While there were many culprits in 2009 -- youth and injuries are two -- the fundamental problem was a bad offense. And the predominant blame there falls on a line that gave up 36 sacks, which ranked 110th in the nation, and couldn't open holes for the running game, which ranked 105th.
Three starters are back from a unit that must improve -- and probably couldn't get much worse.
"I'm very encouraged by the progress of our offensive line, which was a concern going into spring practice," Friedgen said.
Therein lies reason for hope. If the line holds together, the offense could improve dramatically because there's plenty of skill surrounding Robinson.
There's Da'Rel Scott and Davin Meggett at running back -- "They're going to be a good one-two punch," Friedgen said. There's the return of nine of the top 10 receivers, topped by Torrey Smith, who ranked second in the ACC in receptions with 61 in 2009.
And there's Robinson, who saw significant action last fall, including starting two games when Chris Turner was hurt. He completed 54 percent of his passes for 459 yards with two touchdowns and no interceptions. He also rushed for 229 yards, 129 of which came against Virginia Tech.
Making his first college start against a rugged Hokies defense wasn't easy, but it should help Robinson in 2010. When he takes the field against Navy on Sept. 6, he won't be nearly as wide-eyed as a quarterback seeing his first playing time.
"It was critical for me going into this season we're about to go into," he said. "Those four games let me know what it's really like to play in a game. If I didn't have it, I'd still have those first-game starting jitters, like I had against Virginia Tech."

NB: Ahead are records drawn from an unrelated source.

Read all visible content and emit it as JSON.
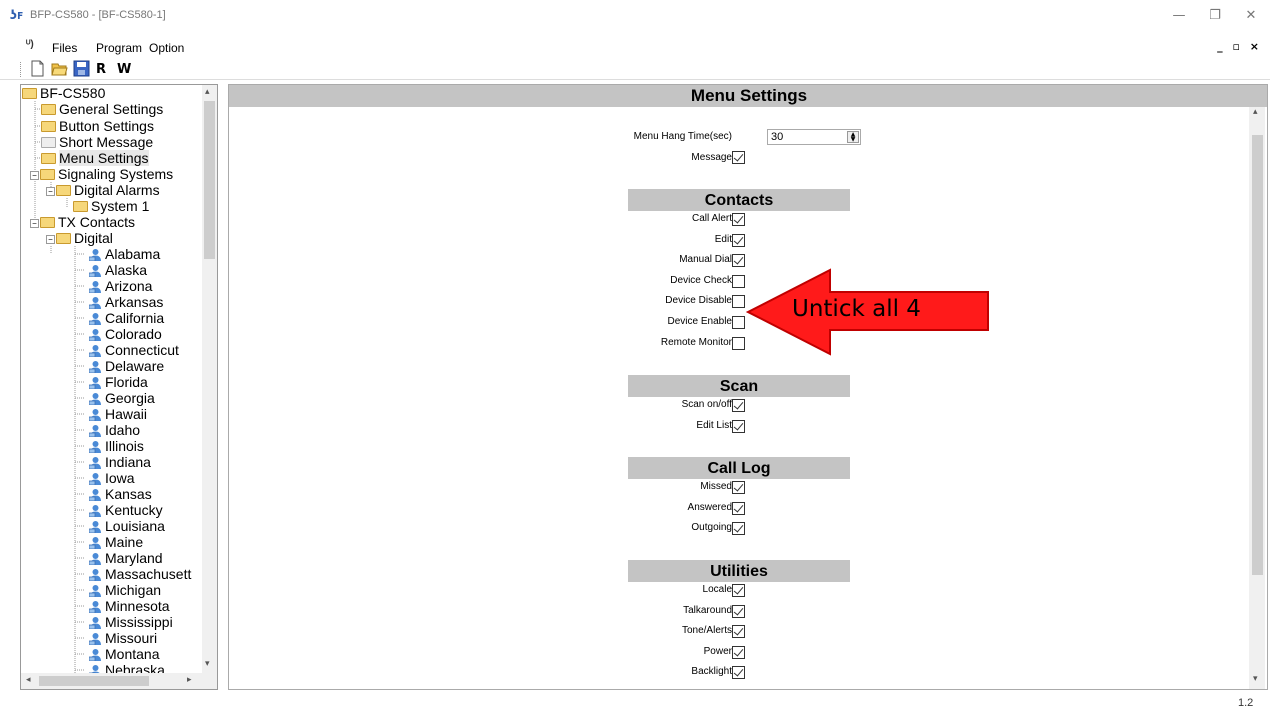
{
  "window": {
    "title": "BFP-CS580 - [BF-CS580-1]",
    "minimize": "—",
    "restore": "❐",
    "close": "✕"
  },
  "menubar": {
    "items": [
      "Files",
      "Program",
      "Option"
    ],
    "mdi_controls": "_ ▫ ×"
  },
  "toolbar": {
    "read_label": "R",
    "write_label": "W"
  },
  "tree": {
    "root": "BF-CS580",
    "general_settings": "General Settings",
    "button_settings": "Button Settings",
    "short_message": "Short Message",
    "menu_settings": "Menu Settings",
    "signaling_systems": "Signaling Systems",
    "digital_alarms": "Digital Alarms",
    "system1": "System 1",
    "tx_contacts": "TX Contacts",
    "digital": "Digital",
    "contacts": [
      "Alabama",
      "Alaska",
      "Arizona",
      "Arkansas",
      "California",
      "Colorado",
      "Connecticut",
      "Delaware",
      "Florida",
      "Georgia",
      "Hawaii",
      "Idaho",
      "Illinois",
      "Indiana",
      "Iowa",
      "Kansas",
      "Kentucky",
      "Louisiana",
      "Maine",
      "Maryland",
      "Massachusett",
      "Michigan",
      "Minnesota",
      "Mississippi",
      "Missouri",
      "Montana",
      "Nebraska"
    ]
  },
  "main": {
    "header": "Menu Settings",
    "menu_hang_time_label": "Menu Hang Time(sec)",
    "menu_hang_time_value": "30",
    "message_label": "Message",
    "message_checked": true,
    "sections": [
      {
        "title": "Contacts",
        "items": [
          {
            "label": "Call Alert",
            "checked": true
          },
          {
            "label": "Edit",
            "checked": true
          },
          {
            "label": "Manual Dial",
            "checked": true
          },
          {
            "label": "Device Check",
            "checked": false
          },
          {
            "label": "Device Disable",
            "checked": false
          },
          {
            "label": "Device Enable",
            "checked": false
          },
          {
            "label": "Remote Monitor",
            "checked": false
          }
        ]
      },
      {
        "title": "Scan",
        "items": [
          {
            "label": "Scan on/off",
            "checked": true
          },
          {
            "label": "Edit List",
            "checked": true
          }
        ]
      },
      {
        "title": "Call Log",
        "items": [
          {
            "label": "Missed",
            "checked": true
          },
          {
            "label": "Answered",
            "checked": true
          },
          {
            "label": "Outgoing",
            "checked": true
          }
        ]
      },
      {
        "title": "Utilities",
        "items": [
          {
            "label": "Locale",
            "checked": true
          },
          {
            "label": "Talkaround",
            "checked": true
          },
          {
            "label": "Tone/Alerts",
            "checked": true
          },
          {
            "label": "Power",
            "checked": true
          },
          {
            "label": "Backlight",
            "checked": true
          }
        ]
      }
    ]
  },
  "annotation": {
    "text": "Untick all 4",
    "color": "#ff1a1a"
  },
  "status": {
    "version": "1.2"
  },
  "colors": {
    "section_bg": "#c4c4c4",
    "folder": "#f6d77a",
    "contact_icon": "#4a8ad6"
  }
}
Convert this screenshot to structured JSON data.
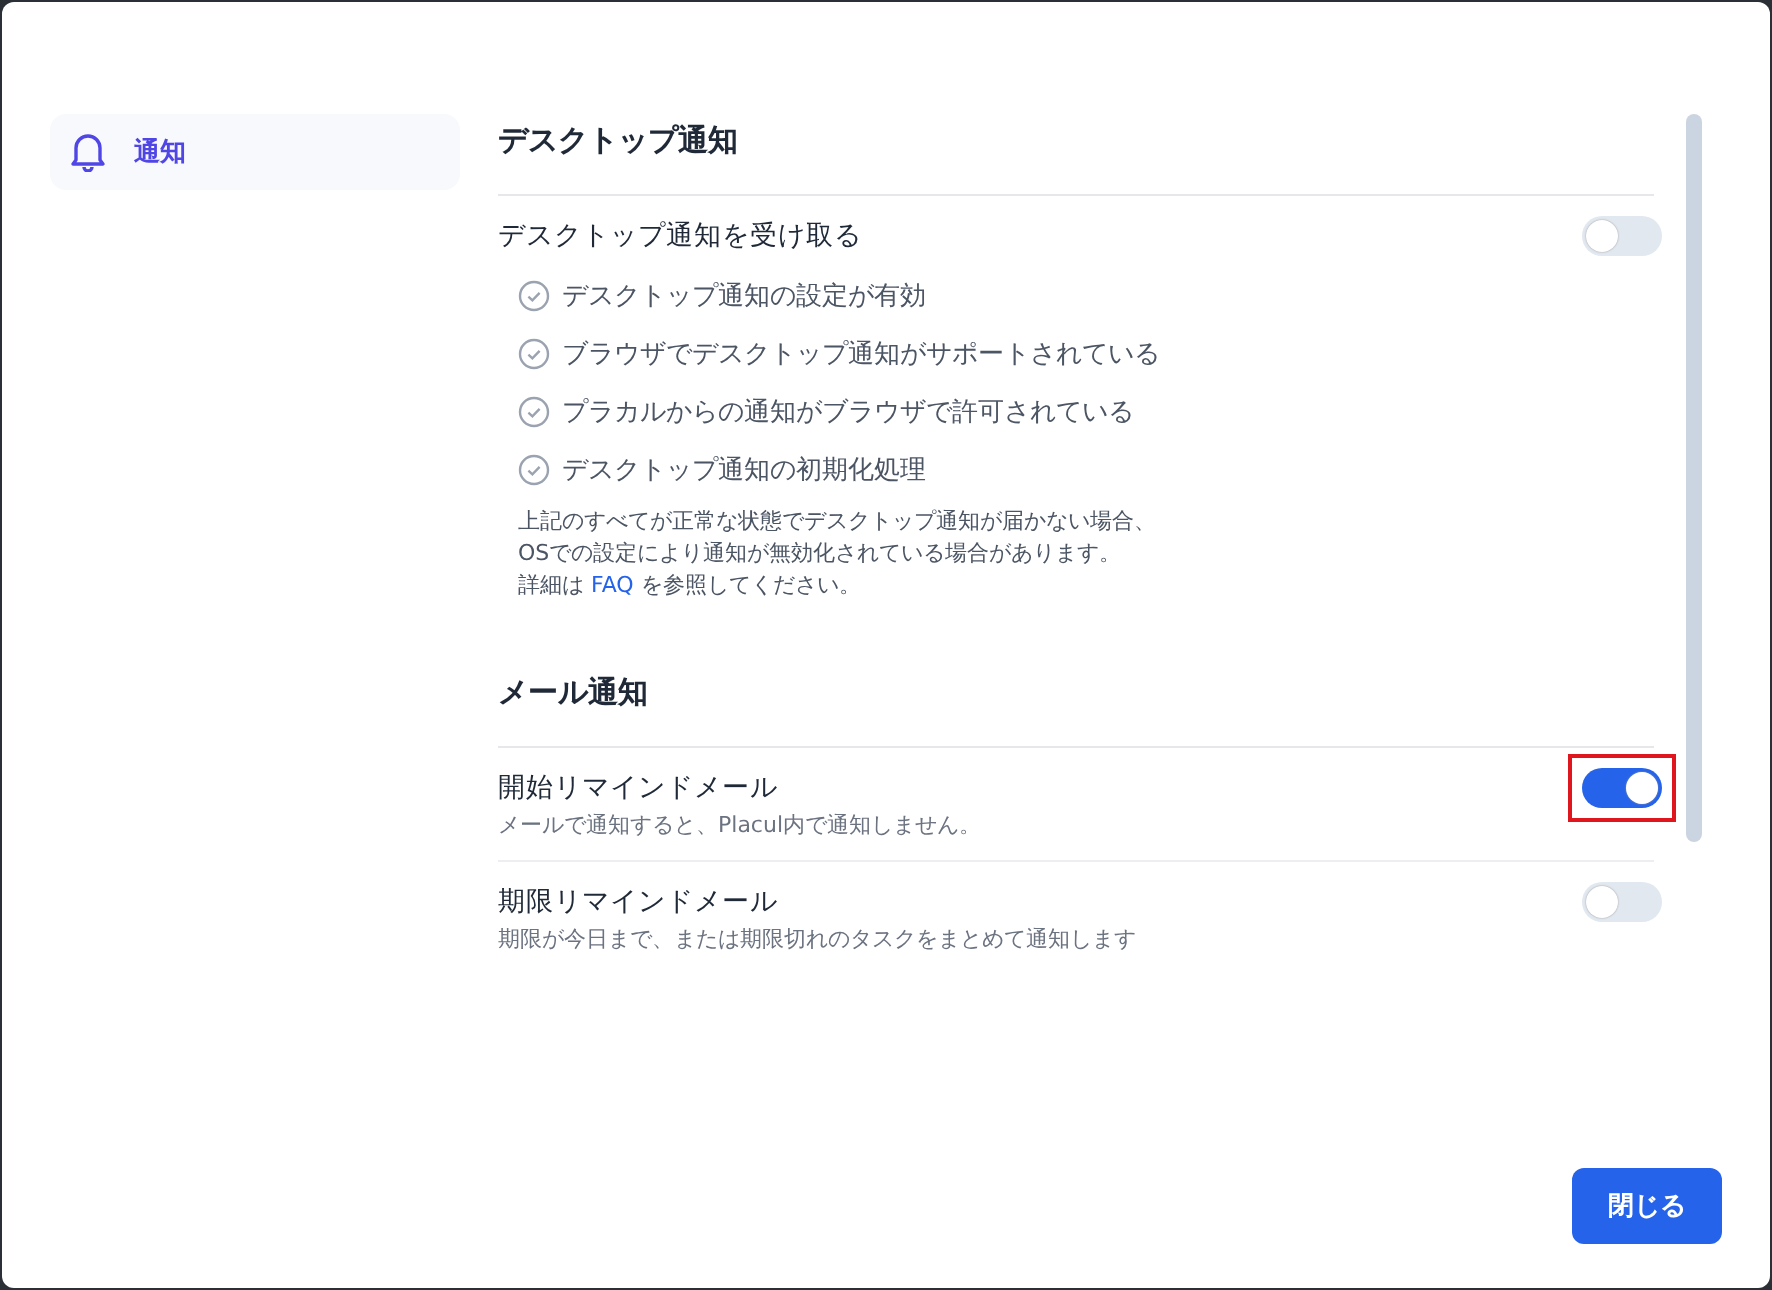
{
  "sidebar": {
    "items": [
      {
        "label": "通知",
        "selected": true
      }
    ]
  },
  "sections": [
    {
      "title": "デスクトップ通知",
      "settings": [
        {
          "label": "デスクトップ通知を受け取る",
          "on": false,
          "highlighted": false,
          "checks": [
            {
              "label": "デスクトップ通知の設定が有効",
              "checked": true
            },
            {
              "label": "ブラウザでデスクトップ通知がサポートされている",
              "checked": true
            },
            {
              "label": "プラカルからの通知がブラウザで許可されている",
              "checked": true
            },
            {
              "label": "デスクトップ通知の初期化処理",
              "checked": true
            }
          ],
          "note": {
            "lines": [
              "上記のすべてが正常な状態でデスクトップ通知が届かない場合、",
              "OSでの設定により通知が無効化されている場合があります。"
            ],
            "prefix": "詳細は",
            "link": "FAQ",
            "suffix": "を参照してください。"
          }
        }
      ]
    },
    {
      "title": "メール通知",
      "settings": [
        {
          "label": "開始リマインドメール",
          "description": "メールで通知すると、Placul内で通知しません。",
          "on": true,
          "highlighted": true
        },
        {
          "label": "期限リマインドメール",
          "description": "期限が今日まで、または期限切れのタスクをまとめて通知します",
          "on": false,
          "highlighted": false
        }
      ]
    }
  ],
  "close_button": "閉じる"
}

His athletic ability should make the offensive line's job easier, but Robinson doesn't want to just be a scrambler. His focus this spring was refining his understanding of the offense and his decision making.
"I have to know where my checkdowns are instead of taking a sack," he said.
Friedgen seemed mostly pleased with all three of his quarterbacks, including Danny O'Brien and C.J. Brown. But Robinson clearly asserted himself.
"Jamarr Robinson has had an excellent spring," Friedgen said. "He has matured. He is playing at a very high level. I've been very pleased with him. Right now, he is the starter."
Robinson said last year's team was young and lacked confidence. No surprise there. Finishing 2-10 will kill a team's confidence. Finishing 2-10 isn't much fun.
The expectation, Robinson said, is things will be a lot more amusing this fall.
"We're going to make a drastic change from what we were last year," he said. "We're a lot better. We're more together."
Posted by ESPN.com's Heather Dinich
COLLEGE PARK, Md. -- Remarkable. Not the game, the straight-out-of-a-painting rainbow that stretched right over Byrd Stadium and into the baseball field in the second quarter. Seriously, weirdest weather here, and it's only fitting, because just like Maryland, it's been impossible to predict.
What stands out in this game so far is that Maryland's running game does indeed exist. It helps that fullback Cory Jackson is healthy and able to block. Da'Rel Scott and Davin Meggett are taking turns eating up the clock and wearing out the Tar Heels' defense. Both are en route to 100-yard performances. UNC linebacker Quan Sturdivant can't stop them by himself, although he's giving it his best shot.
In the first quarter alone, Maryland had the ball for 11:46 compared to UNC's 3:14. The Tar Heels only ran eight plays, compared to Maryland's 25. Funny thing is, they haven't needed the ball long in this game to take the lead. Everytime it looks like Maryland is finally going to separate itself, UNC manages a big play.
For Maryland to win, the Terps need to keep doing what they're doing. UNC needs to win the field position battle in the second half, hang onto the ball, convert on third downs, and make some stops on defense.
If they can continue to do that and hold onto the ball in this rain, the Terps should beat their sixth ranked team in as many tries.